Drop in expectations lifts burden from Irish millennials
Millennials more positive than parents despite uncertain economic prospects
The median net income of someone aged between 18 and 24 grew by 14 per cent between 2003 and 2017.
Millennials, the demographic cohort which loosely contains those born between the early 1980s and the early 2000s, are easily stereotyped. We are all familiar with at this point with the depiction of them as frozen in a state of arrested development: dependent on the emotional and financial support of their parents, who they still live with because they are either lazy, entitled, self-obsessed or a combination of all three.
Complaining about young adults is a tradition passed on from generation to generation. But there is evidence that Ireland’s economic boom-bust-boom cycle of the last 20 years may have had a particularly strong impact on the latest generation of young adults.
Research conducted by KBC Bank found that, despite having come of age during a period of increasing economic uncertainty, millennials generally hold more positive views on both the economy and their personal finances than people over the age of 35 do. They also bounced back – in terms of sentiment – from the crash more rapidly than their older peers, although this has to be viewed in the context that many of them also left Ireland during the crash.
The apparent optimism of youth is more properly described in terms of the increasing pessimism that comes with ageing in Ireland

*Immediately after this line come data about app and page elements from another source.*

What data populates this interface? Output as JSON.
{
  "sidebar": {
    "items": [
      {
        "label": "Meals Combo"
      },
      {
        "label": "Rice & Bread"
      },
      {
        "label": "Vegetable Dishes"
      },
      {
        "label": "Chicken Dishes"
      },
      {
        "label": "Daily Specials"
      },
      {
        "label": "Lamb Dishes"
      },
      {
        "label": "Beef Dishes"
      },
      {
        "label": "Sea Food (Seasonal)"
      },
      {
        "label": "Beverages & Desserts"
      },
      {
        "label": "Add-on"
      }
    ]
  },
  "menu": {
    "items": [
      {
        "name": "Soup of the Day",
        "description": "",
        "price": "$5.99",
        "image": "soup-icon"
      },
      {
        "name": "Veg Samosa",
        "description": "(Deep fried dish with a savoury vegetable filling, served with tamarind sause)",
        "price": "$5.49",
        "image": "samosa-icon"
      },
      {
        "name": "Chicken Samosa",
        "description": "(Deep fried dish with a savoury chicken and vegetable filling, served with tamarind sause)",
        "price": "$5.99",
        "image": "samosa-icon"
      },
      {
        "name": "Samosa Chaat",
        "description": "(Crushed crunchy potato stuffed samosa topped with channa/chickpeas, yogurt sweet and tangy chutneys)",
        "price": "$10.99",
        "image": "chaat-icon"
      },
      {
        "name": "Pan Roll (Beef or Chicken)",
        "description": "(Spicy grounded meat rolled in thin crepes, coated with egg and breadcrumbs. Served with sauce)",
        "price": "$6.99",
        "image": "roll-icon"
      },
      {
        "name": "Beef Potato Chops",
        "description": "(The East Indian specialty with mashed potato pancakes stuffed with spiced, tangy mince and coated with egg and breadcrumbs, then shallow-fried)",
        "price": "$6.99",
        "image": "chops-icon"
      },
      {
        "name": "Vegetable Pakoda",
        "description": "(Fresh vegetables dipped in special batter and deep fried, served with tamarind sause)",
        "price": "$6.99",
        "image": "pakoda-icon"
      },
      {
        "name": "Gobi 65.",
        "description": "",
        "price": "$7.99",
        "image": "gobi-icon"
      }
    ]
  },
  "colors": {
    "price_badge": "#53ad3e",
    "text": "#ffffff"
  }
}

These findings seem to support the narrative that the young have never had it so good, what with supposed constant access to the bank of mom and dad and a higher level of education, heavily subsidised by the Government (or mom and dad), which (in principle) promises higher average earnings.
However, a closer look suggests that the apparent optimism of youth is more properly described in terms of the increasing pessimism that comes with ageing in Ireland.
Younger people have plenty of reasons to be more downbeat than their older peers. Data from Eurostat – the European Union statistical agency – suggests they earn, and will continue to earn, less than their predecessors.
The median net income of someone aged between 18 and 24 grew by 14 per cent between 2003 and 2017. This is about half the growth rate of someone aged between 25 and 54 and about a third of what was seen for those aged between 55 and 64. It was just a fifth of the income increase for those aged 65 years.
If we focus on the post-crisis period, 18-24-year-olds saw a decrease in their median net income of about 10 per cent between 2009 and 2017. In contrast, all other age groups saw an increase in earnings.
While these age groups do not match up exactly with millennials, Generation X, and baby boomers, they indicate diverging income trends across age groups that weigh unfavourably on younger age groups.
Additionally, as younger adults consider transitioning to a more “settled” phase of life, they are entering a housing market where affordability constraints mean younger adults remain either in the rental market (where private rents have increased nearly 50 per cent since 2003) or in their family home.
Their expectations in relation to career opportunities and earnings may be coloured by negative first experiences as a jobseeker
So why aren’t the young much more miserable about the outlook for the Irish economy and their own personal finances than older generations? Several factors could be at play.
While it is true that younger adults have not seen the same earnings increases as older adults, it could be argued that the crisis may have hit older groups harder. The job losses following the economic crisis translated to large hits to income and property values for many with large mortgages, making that group exposed to a range of financial woes.
Another factor which may explain the divergence in sentiment between younger and older age groups is that many millennials were entering the labour market at the height of the recession and its aftermath.
As such, their expectations in relation to career opportunities and earnings may be coloured by negative first experiences as a jobseeker. This means they may view their current circumstances less negatively than their older peers, as their reference point is the trough of the downturn. In such circumstances, the “new normal” of uncertainty and precarious prospects is the only normal they have known, making them more adaptable, less anxious and possibly having lower expectations than older age groups now ruminating on the threats of Brexit and trade wars.
Finally, the capacity to return to education (although it is debatable whether that postgraduate degree will definitely translate into better earnings or career advancement), the current lack of sizable financial obligations such as a mortgage, and the delay in beginning a family means that young adults may feel less “tied down” than older adults.
This might translate to a more optimistic outlook, at least compared with older age cohorts. For the time being, Ireland’s millennials are positive rather than panicking about their economic futures in a more uncertain environment. But this may change as they get older and nascent issues such as pensions or climate change start to trouble them.
Shawn Britton is an economist with KBC Bank and one of the authors of KBC’s Irish consumer sentiment survey